Posters appeared around town ... La Horqueta (pitchfork in Spanish), a local group of horse(wo)men were organising a rodeo: La Fiesta Entre Dos Cerros. For once, we were in the right place!
We cycled the five kilometres out to the Piriapolis castillo (castle) and as we approached we could hear the loudspeakers.
The rodeo involved young men riding semi wild horses. The first heat was on a simplified saddle, the second was bareback and the third, on a strange set up with large round wooden stirrups. We guessed it could be a type of saddle used a couple of centuries ago. All against a sound backdrop of advertisements for the sponsors read out over the loudhailer and a guy with a guitar howling nostalgic romances about Uruguayans arriving by sailing boat.
The events were delayed a while until the ambulance arrived.
The horses were led in and tethered to the post, they were blindfolded to calm them down while they were saddled. The rider would then be given a leg up onto the horse, the blindfold removed and ... rodeo!
At the end of each heat, La Horqueta's mascot rode round on her large horse. They learn to ride young here.
Between heats there was time to gossip with mates, check out the stalls selling riding gear of all descriptions, buy half a roasted cow or a churro stuffed with the compulsory 'dulce de leche' (toffee eaten for breakfast, and added to snacks, puddings, ice-cream, meringues, and everything sweet).
The second heat was ridden bareback. The riders didn't have to stay on very long ... only five seconds. It must have felt like an eternity.
Some of the horses were keen to get going before the riders were ready.
We didn't think this guy would stay on much longer, but somehow he managed to recover.
... Until his horse fell on top of him.
He was lucky to walk away unscathed. Another rider wasn't so lucky. When the assistants removed the horse's blindfold, the horse just rolled over backwards trapping the rider and his fag (he was still smoking!) underneath. The horse ran away but the rider lay writhing on the ground. The 'first-aiders' dashed up to him and removed his boots ... they wriggled his neck around, got the stretched out of the ambulance, plonked him on top, gave him some strong whisky to drink and fanned him with their hats. Eventually they drove him to hospital. Clearly Uruguayos belong to the Nietzschean "what doesn't kill you, makes you stronger" school of first aid.
When I said that they start riding young, I really meant it!
At the end of the five seconds, the rider is grabbed from the bucking bronco by horsemen riding in parallel. They lower him to the ground while still at full gallop. Anything is better than falling off.
The horsemanship was impressive. We did feel sorry for the horses, they didn't like being tied to the post and fought hard.

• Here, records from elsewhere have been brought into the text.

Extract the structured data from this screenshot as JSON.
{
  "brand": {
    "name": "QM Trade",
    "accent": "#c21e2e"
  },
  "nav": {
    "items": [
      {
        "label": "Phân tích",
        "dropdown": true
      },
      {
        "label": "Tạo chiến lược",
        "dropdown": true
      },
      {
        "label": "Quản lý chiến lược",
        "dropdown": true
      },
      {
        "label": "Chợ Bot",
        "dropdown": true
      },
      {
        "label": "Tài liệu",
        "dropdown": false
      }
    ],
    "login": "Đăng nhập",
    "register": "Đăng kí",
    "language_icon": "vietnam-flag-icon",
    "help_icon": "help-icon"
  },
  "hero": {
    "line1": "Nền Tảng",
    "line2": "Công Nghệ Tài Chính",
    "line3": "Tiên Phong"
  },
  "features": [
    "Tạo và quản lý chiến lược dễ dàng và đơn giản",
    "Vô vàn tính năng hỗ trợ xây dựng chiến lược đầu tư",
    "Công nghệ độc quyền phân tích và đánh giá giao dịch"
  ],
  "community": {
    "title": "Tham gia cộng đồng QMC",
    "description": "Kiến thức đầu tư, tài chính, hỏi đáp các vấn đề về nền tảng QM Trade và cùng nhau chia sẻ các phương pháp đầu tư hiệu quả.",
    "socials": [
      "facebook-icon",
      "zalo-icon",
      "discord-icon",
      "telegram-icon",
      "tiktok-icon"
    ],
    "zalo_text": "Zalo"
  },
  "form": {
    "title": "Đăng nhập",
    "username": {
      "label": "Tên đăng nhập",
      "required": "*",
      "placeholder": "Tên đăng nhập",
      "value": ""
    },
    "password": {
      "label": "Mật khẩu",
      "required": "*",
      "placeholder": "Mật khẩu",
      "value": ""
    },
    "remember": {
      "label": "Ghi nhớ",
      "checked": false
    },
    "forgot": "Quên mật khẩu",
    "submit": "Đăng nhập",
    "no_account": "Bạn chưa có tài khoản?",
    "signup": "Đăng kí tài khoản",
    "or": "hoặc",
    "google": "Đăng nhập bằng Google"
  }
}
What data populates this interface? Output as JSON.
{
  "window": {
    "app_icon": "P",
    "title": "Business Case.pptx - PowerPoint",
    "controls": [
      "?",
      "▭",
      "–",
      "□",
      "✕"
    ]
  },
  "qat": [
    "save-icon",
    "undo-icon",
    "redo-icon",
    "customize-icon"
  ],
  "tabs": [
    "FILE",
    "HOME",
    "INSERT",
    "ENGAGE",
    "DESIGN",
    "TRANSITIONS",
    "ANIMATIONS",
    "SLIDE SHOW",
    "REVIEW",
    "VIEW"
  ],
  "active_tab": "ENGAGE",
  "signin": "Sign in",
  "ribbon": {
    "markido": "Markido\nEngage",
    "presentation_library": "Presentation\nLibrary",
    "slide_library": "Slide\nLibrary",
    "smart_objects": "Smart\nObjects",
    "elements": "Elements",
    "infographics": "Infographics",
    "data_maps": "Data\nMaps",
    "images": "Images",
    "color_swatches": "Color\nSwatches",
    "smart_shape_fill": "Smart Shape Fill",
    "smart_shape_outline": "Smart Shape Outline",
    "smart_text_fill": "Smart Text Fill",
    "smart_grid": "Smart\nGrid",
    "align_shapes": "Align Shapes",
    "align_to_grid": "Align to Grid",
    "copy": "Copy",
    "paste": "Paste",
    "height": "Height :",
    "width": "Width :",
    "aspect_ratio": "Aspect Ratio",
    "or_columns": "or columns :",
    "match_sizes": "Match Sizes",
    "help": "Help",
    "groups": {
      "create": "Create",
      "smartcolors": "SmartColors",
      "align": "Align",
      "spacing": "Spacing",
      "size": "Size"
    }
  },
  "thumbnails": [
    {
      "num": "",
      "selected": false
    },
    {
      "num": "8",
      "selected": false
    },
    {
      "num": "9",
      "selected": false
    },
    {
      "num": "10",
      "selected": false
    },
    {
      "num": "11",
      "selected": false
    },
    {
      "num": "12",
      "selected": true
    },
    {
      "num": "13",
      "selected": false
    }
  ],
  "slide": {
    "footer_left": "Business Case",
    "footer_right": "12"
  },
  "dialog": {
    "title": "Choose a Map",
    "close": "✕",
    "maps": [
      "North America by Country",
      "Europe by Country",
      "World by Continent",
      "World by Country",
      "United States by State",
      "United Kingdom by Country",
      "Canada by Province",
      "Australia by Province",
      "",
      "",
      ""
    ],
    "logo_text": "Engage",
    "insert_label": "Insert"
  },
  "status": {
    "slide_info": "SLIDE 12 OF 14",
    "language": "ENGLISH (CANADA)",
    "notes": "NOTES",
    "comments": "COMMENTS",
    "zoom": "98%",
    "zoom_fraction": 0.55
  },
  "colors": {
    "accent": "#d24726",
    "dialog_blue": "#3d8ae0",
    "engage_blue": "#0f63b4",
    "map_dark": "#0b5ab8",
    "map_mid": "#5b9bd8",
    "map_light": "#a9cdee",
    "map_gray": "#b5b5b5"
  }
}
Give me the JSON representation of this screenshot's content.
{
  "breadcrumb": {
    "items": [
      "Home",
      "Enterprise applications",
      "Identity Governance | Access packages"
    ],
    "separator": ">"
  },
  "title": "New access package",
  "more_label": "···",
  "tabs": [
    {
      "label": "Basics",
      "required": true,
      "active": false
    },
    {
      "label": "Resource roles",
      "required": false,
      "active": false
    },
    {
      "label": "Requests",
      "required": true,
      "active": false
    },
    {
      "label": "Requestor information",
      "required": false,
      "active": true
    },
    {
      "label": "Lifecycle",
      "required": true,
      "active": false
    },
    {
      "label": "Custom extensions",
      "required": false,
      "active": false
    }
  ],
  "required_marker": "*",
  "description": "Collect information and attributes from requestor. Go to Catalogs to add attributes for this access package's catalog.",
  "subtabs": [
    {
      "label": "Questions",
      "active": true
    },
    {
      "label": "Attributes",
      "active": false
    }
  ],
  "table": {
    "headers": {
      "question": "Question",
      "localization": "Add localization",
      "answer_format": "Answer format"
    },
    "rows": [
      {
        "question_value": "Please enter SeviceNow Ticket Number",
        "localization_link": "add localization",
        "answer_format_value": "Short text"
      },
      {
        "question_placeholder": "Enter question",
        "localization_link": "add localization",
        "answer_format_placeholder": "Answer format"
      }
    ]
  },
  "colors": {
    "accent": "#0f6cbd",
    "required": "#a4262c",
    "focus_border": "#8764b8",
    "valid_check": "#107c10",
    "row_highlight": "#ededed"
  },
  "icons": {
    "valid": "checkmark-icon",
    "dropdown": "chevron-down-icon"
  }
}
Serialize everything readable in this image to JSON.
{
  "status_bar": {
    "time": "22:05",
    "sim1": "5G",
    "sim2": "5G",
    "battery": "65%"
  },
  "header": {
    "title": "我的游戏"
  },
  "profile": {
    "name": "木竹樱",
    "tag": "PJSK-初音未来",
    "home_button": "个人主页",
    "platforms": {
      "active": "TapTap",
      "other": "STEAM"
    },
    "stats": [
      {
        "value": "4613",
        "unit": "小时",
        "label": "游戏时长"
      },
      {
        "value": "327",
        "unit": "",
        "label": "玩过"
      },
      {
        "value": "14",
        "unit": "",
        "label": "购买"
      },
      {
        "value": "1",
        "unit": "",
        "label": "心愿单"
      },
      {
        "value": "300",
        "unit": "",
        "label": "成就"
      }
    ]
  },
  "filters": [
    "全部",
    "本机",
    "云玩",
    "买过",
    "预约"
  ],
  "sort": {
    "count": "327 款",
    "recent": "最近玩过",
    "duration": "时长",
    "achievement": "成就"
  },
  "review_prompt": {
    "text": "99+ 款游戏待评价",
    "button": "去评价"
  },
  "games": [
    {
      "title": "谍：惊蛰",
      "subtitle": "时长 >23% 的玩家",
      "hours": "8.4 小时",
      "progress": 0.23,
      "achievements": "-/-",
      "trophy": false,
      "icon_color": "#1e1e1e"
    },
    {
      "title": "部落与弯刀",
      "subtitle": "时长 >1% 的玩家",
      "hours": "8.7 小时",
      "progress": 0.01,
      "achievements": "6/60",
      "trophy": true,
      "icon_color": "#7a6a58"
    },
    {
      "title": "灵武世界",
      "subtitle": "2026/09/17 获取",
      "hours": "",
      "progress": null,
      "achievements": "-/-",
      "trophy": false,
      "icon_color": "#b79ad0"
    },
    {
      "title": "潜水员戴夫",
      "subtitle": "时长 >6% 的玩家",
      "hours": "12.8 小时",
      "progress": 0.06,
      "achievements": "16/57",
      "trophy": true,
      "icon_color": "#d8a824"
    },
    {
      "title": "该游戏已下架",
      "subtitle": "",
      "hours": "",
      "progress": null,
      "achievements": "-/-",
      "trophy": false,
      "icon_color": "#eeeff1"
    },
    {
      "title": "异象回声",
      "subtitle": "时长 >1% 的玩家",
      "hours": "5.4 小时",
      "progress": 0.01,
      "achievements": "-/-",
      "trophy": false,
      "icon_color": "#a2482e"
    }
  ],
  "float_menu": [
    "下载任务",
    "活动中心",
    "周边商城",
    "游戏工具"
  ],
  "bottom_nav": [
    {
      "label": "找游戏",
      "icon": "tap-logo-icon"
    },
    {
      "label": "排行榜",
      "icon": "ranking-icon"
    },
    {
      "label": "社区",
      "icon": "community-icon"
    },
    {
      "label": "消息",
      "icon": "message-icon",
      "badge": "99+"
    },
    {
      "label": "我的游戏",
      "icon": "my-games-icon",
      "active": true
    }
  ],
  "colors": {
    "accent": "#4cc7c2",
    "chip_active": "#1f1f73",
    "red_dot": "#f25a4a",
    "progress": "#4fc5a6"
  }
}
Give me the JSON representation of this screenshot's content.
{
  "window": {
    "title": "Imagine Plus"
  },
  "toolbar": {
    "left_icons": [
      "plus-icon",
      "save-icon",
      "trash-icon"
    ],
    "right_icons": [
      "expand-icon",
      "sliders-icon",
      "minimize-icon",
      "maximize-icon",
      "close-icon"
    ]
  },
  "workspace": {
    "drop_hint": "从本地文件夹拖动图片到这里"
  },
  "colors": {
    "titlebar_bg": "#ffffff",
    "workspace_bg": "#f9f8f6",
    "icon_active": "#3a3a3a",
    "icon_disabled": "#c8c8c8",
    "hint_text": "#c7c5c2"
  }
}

Luckily none were injured and their ordeal lasted five seconds, after which they returned to the herd.
Did I mention that they start riding young here?
A fun day out, finished in style with a refreshing Ice Coffee back in town, a world away.
Franco in heaven